#### Problem
Give back the entries that follow exactly as written. Any picture gets left out.

━━━━━ Given entries ━━━━━

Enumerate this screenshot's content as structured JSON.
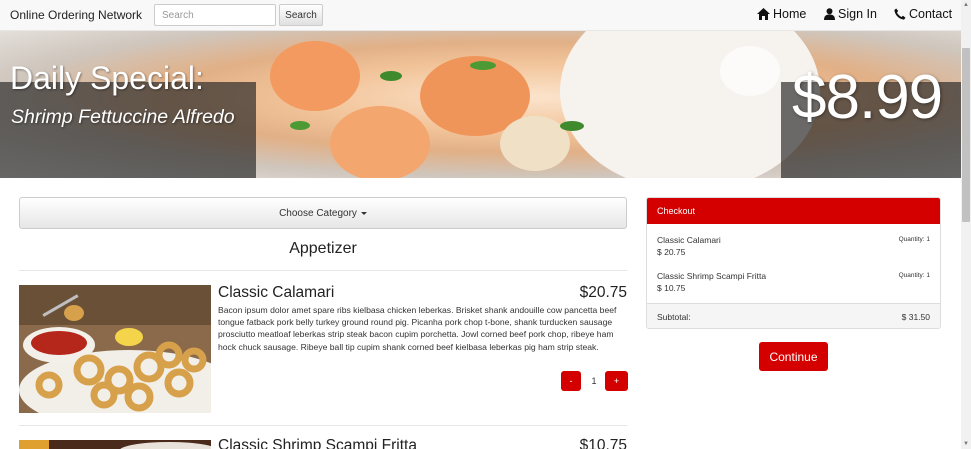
{
  "navbar": {
    "brand": "Online Ordering Network",
    "search_placeholder": "Search",
    "search_button": "Search",
    "links": [
      {
        "label": "Home",
        "icon": "home-icon"
      },
      {
        "label": "Sign In",
        "icon": "user-icon"
      },
      {
        "label": "Contact",
        "icon": "phone-icon"
      }
    ]
  },
  "hero": {
    "title": "Daily Special:",
    "dish": "Shrimp Fettuccine Alfredo",
    "price": "$8.99"
  },
  "menu": {
    "category_button": "Choose Category",
    "section": "Appetizer",
    "items": [
      {
        "name": "Classic Calamari",
        "price": "$20.75",
        "description": "Bacon ipsum dolor amet spare ribs kielbasa chicken leberkas. Brisket shank andouille cow pancetta beef tongue fatback pork belly turkey ground round pig. Picanha pork chop t-bone, shank turducken sausage prosciutto meatloaf leberkas strip steak bacon cupim porchetta. Jowl corned beef pork chop, ribeye ham hock chuck sausage. Ribeye ball tip cupim shank corned beef kielbasa leberkas pig ham strip steak.",
        "quantity": "1",
        "minus_label": "-",
        "plus_label": "+"
      },
      {
        "name": "Classic Shrimp Scampi Fritta",
        "price": "$10.75"
      }
    ]
  },
  "checkout": {
    "title": "Checkout",
    "items": [
      {
        "name": "Classic Calamari",
        "quantity": "Quantity: 1",
        "price": "$ 20.75"
      },
      {
        "name": "Classic Shrimp Scampi Fritta",
        "quantity": "Quantity: 1",
        "price": "$ 10.75"
      }
    ],
    "subtotal_label": "Subtotal:",
    "subtotal_value": "$ 31.50",
    "continue_button": "Continue"
  },
  "colors": {
    "accent": "#d40000",
    "navbar_bg": "#f8f8f8",
    "hero_overlay": "#323232"
  }
}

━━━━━

#### Solution
Enumerate this screenshot's content as structured JSON.
{
  "navbar": {
    "brand": "Online Ordering Network",
    "search_placeholder": "Search",
    "search_button": "Search",
    "links": [
      {
        "label": "Home",
        "icon": "home-icon"
      },
      {
        "label": "Sign In",
        "icon": "user-icon"
      },
      {
        "label": "Contact",
        "icon": "phone-icon"
      }
    ]
  },
  "hero": {
    "title": "Daily Special:",
    "dish": "Shrimp Fettuccine Alfredo",
    "price": "$8.99"
  },
  "menu": {
    "category_button": "Choose Category",
    "section": "Appetizer",
    "items": [
      {
        "name": "Classic Calamari",
        "price": "$20.75",
        "description": "Bacon ipsum dolor amet spare ribs kielbasa chicken leberkas. Brisket shank andouille cow pancetta beef tongue fatback pork belly turkey ground round pig. Picanha pork chop t-bone, shank turducken sausage prosciutto meatloaf leberkas strip steak bacon cupim porchetta. Jowl corned beef pork chop, ribeye ham hock chuck sausage. Ribeye ball tip cupim shank corned beef kielbasa leberkas pig ham strip steak.",
        "quantity": "1",
        "minus_label": "-",
        "plus_label": "+"
      },
      {
        "name": "Classic Shrimp Scampi Fritta",
        "price": "$10.75"
      }
    ]
  },
  "checkout": {
    "title": "Checkout",
    "items": [
      {
        "name": "Classic Calamari",
        "quantity": "Quantity: 1",
        "price": "$ 20.75"
      },
      {
        "name": "Classic Shrimp Scampi Fritta",
        "quantity": "Quantity: 1",
        "price": "$ 10.75"
      }
    ],
    "subtotal_label": "Subtotal:",
    "subtotal_value": "$ 31.50",
    "continue_button": "Continue"
  },
  "colors": {
    "accent": "#d40000",
    "navbar_bg": "#f8f8f8",
    "hero_overlay": "#323232"
  }
}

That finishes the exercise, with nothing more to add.